Since the word of Facebook’s data selling scandal was released to the public, their stock has dropped dramatically since. The scandal involved Facebook selling more than 50 million users data to the political consultancy agency Cambridge Analytica.
Cambridge Analytica used a quiz app that was on Facebook to collect data about the user’s friends, family, the things they liked and how they could be swayed in a political sense. Employees from Cambridge Analytica have been filmed bragging that they were the reason behind president Trump’s success in the election.
The obvious bad news and publicity has caused Facebook shares to drop drastically. They dropped below $150 USD for the first time since 2017. Since the newspapers had reported the member data leak on March 17th, the market value of Facebook has dropped by more than $100 billion.
From the public backlash and negative publicity, advertisers that use the social media platform have begun to pull out. Commerzbank (Germany’s second largest bank), Mozilla Corp and Pep Boys (auto parts retailer in the US) have all suspended their advertising efforts on the platform since the new has surfaced.
Advertiser trust isn’t the only thing that’s slipping for Facebook. Canada, Germany and the United States have all conducted and published the results from opinion polls that stated the public no longer trusts Facebook even after the social media platform ran ads apologising to the people of Britain and the US.
The poll showed that less than half of Americans trust the platform to adhere to the privacy laws of the US. A survey that was published in Germany’s largest selling paper found that two thirds of the population fear that other social networks and Facebook have a negative effect on democracy.
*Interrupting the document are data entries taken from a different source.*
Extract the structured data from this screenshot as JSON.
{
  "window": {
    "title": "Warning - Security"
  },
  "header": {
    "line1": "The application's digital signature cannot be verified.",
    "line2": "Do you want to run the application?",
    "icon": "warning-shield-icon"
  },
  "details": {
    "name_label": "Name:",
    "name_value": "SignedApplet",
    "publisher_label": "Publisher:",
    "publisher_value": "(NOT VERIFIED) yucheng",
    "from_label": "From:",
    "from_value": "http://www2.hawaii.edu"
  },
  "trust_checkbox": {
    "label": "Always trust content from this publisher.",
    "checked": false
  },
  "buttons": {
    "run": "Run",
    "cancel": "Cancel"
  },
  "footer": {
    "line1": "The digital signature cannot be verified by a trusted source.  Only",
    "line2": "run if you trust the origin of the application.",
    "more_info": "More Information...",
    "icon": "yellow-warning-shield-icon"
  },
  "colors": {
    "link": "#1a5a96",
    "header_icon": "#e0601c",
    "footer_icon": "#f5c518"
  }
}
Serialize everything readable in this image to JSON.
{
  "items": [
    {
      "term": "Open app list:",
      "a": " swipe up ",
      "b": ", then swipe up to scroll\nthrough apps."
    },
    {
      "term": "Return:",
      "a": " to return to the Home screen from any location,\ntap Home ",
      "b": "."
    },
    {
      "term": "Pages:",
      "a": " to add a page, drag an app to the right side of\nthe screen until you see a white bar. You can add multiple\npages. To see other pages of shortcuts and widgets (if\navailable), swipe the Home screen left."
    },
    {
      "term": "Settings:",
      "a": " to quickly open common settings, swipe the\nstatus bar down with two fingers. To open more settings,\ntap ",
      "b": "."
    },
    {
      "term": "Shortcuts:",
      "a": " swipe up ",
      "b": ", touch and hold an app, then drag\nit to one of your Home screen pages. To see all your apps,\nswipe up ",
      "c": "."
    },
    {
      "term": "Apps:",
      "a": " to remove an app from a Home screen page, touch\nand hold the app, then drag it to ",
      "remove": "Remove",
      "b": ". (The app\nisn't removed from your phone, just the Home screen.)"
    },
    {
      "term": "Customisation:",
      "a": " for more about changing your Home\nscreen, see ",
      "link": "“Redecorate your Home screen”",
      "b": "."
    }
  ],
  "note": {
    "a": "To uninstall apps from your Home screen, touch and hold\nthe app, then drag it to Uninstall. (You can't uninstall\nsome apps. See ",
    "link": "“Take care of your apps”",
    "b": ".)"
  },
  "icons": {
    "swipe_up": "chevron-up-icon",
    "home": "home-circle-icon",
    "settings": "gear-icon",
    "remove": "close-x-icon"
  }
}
75 percent of the Facebook user base in Canada stated that they will make dramatic changes to the way they use social media after the data mining leak.
There’s no doubt that this scandal will alter the public’s view on social media platforms. Even though other social media platforms weren’t involved in the scandal, many other platforms such as Twitter noticed a decline in user activity following the scandal. With the dramatic decrease in trust for Facebook will we see the end of social media all together? Or will we simply give it the Myspace experience and jump onto the new rising trend.
Daniel translates his passion for the digital world into his work. He truly believes that we are at the forefront of technology and is eager to see what the future holds for the public and businesses alike.